The artwork is called 'Untitled (Flag 2)' and is the last piece of a series of other flags that have been raised on campus as part of the Pledges of Allegiance project.
Today we stand w/ @creativetime in raising Josephine Meckseper's "Untitled (Flag 2)," now on view in #PledgesOfAllegiance series.
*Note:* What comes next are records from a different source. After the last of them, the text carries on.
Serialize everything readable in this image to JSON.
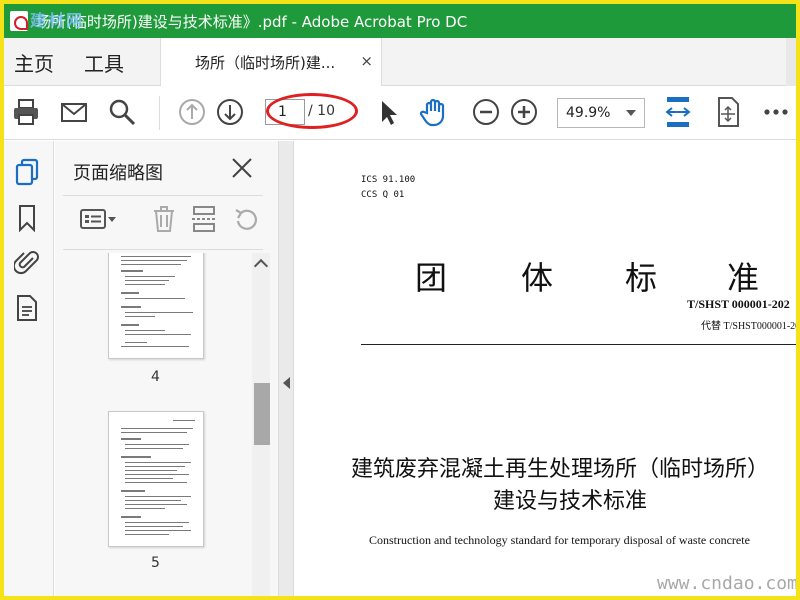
{
  "window": {
    "title": "场所(临时场所)建设与技术标准》.pdf - Adobe Acrobat Pro DC",
    "watermark_left": "建材网"
  },
  "menu": {
    "home": "主页",
    "tools": "工具",
    "doc_tab_label": "场所（临时场所)建...",
    "doc_tab_close": "×"
  },
  "toolbar": {
    "current_page": "1",
    "total_pages": "/ 10",
    "zoom": "49.9%"
  },
  "thumbnail_panel": {
    "title": "页面缩略图",
    "pages": [
      "4",
      "5"
    ]
  },
  "document": {
    "ics": "ICS 91.100",
    "ccs": "CCS Q 01",
    "standard_type_chars": [
      "团",
      "体",
      "标",
      "准"
    ],
    "standard_number": "T/SHST 000001-202",
    "replaces": "代替 T/SHST000001-20",
    "title_line1": "建筑废弃混凝土再生处理场所（临时场所）",
    "title_line2": "建设与技术标准",
    "english_title": "Construction and technology standard for temporary disposal of waste concrete"
  },
  "watermark": "www.cndao.com",
  "colors": {
    "titlebar": "#1e9a3a",
    "accent_blue": "#1a6fc4",
    "annotation_red": "#e02020",
    "frame_yellow": "#f5e31a"
  }
}
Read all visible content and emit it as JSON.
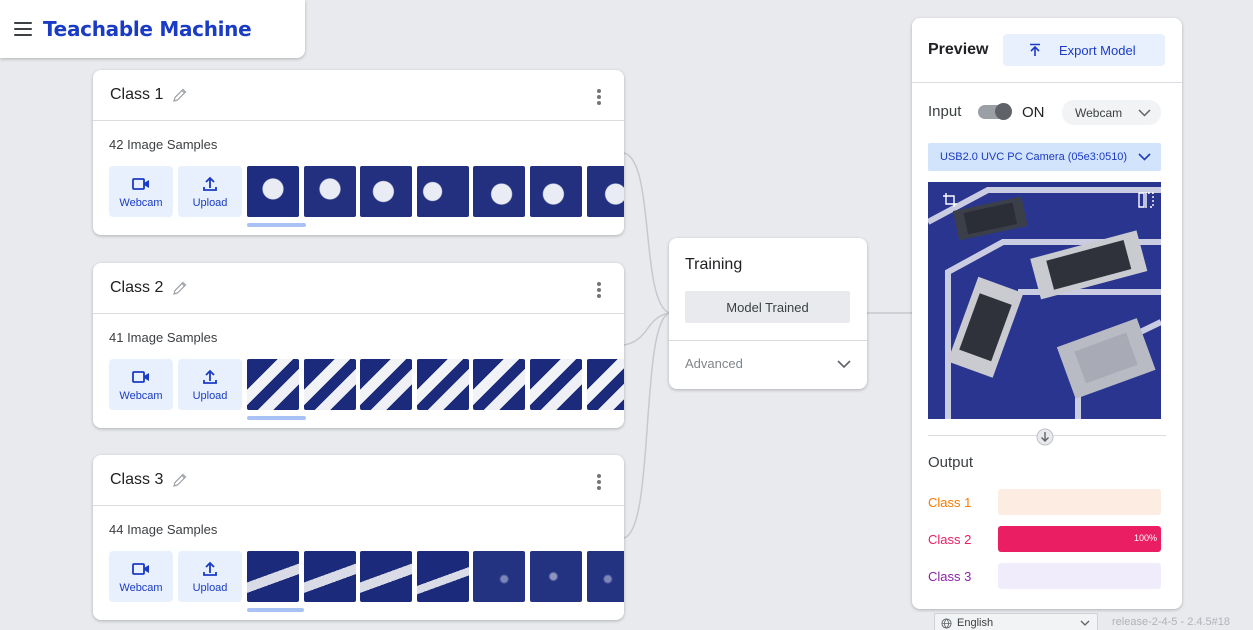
{
  "app": {
    "title": "Teachable Machine"
  },
  "classes": [
    {
      "name": "Class 1",
      "samples": "42 Image Samples",
      "webcam_label": "Webcam",
      "upload_label": "Upload"
    },
    {
      "name": "Class 2",
      "samples": "41 Image Samples",
      "webcam_label": "Webcam",
      "upload_label": "Upload"
    },
    {
      "name": "Class 3",
      "samples": "44 Image Samples",
      "webcam_label": "Webcam",
      "upload_label": "Upload"
    }
  ],
  "training": {
    "title": "Training",
    "button": "Model Trained",
    "advanced": "Advanced"
  },
  "preview": {
    "title": "Preview",
    "export_label": "Export Model",
    "input_label": "Input",
    "toggle_state": "ON",
    "source": "Webcam",
    "camera": "USB2.0 UVC PC Camera (05e3:0510)",
    "output_label": "Output",
    "outputs": [
      {
        "name": "Class 1",
        "color": "#f57c00",
        "bg": "#fdece2",
        "fill": 0,
        "pct": ""
      },
      {
        "name": "Class 2",
        "color": "#e91e63",
        "bg": "#fce4ec",
        "fill": 1.0,
        "pct": "100%"
      },
      {
        "name": "Class 3",
        "color": "#8e24aa",
        "bg": "#f1ecfb",
        "fill": 0,
        "pct": ""
      }
    ]
  },
  "footer": {
    "language": "English",
    "release": "release-2-4-5 - 2.4.5#18"
  },
  "colors": {
    "brand_blue": "#1a3bc4",
    "button_bg": "#e8f0fe",
    "page_bg": "#e8eaed"
  }
}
Learn more about new meaning the artist finds in her flag, created in 2017: https://t.co/g7KbKzbRLF#WeAllCameFromSomewhere #PublicArt pic.twitter.com/tSmZH9wx1H— Zimmerli Art Museum (@zimmerlimuseum) July 3, 2018
New York-based Meckeseper revealed that she wanted her creation to reflect the divisions in the country represent the need for unity to be achieved through differences.
The artist shared that the black-and-white sock on the flag is a symbol of the recent imprisonment of immigrant children at the border, a subject that she considers being of utmost importance.
Steve Watkins, who is currently a GOP candidate for Kansas' 2n Congressional District, claimed that just because people called it art, it didn't 'make it any less of a desecration.'
Erinn Barcomb-Peterson, a spokeswoman for the University of Kansas, announced that the project was intended to encourage conversations and interactions regarding the current political state, but seems like it created more controversy than understanding.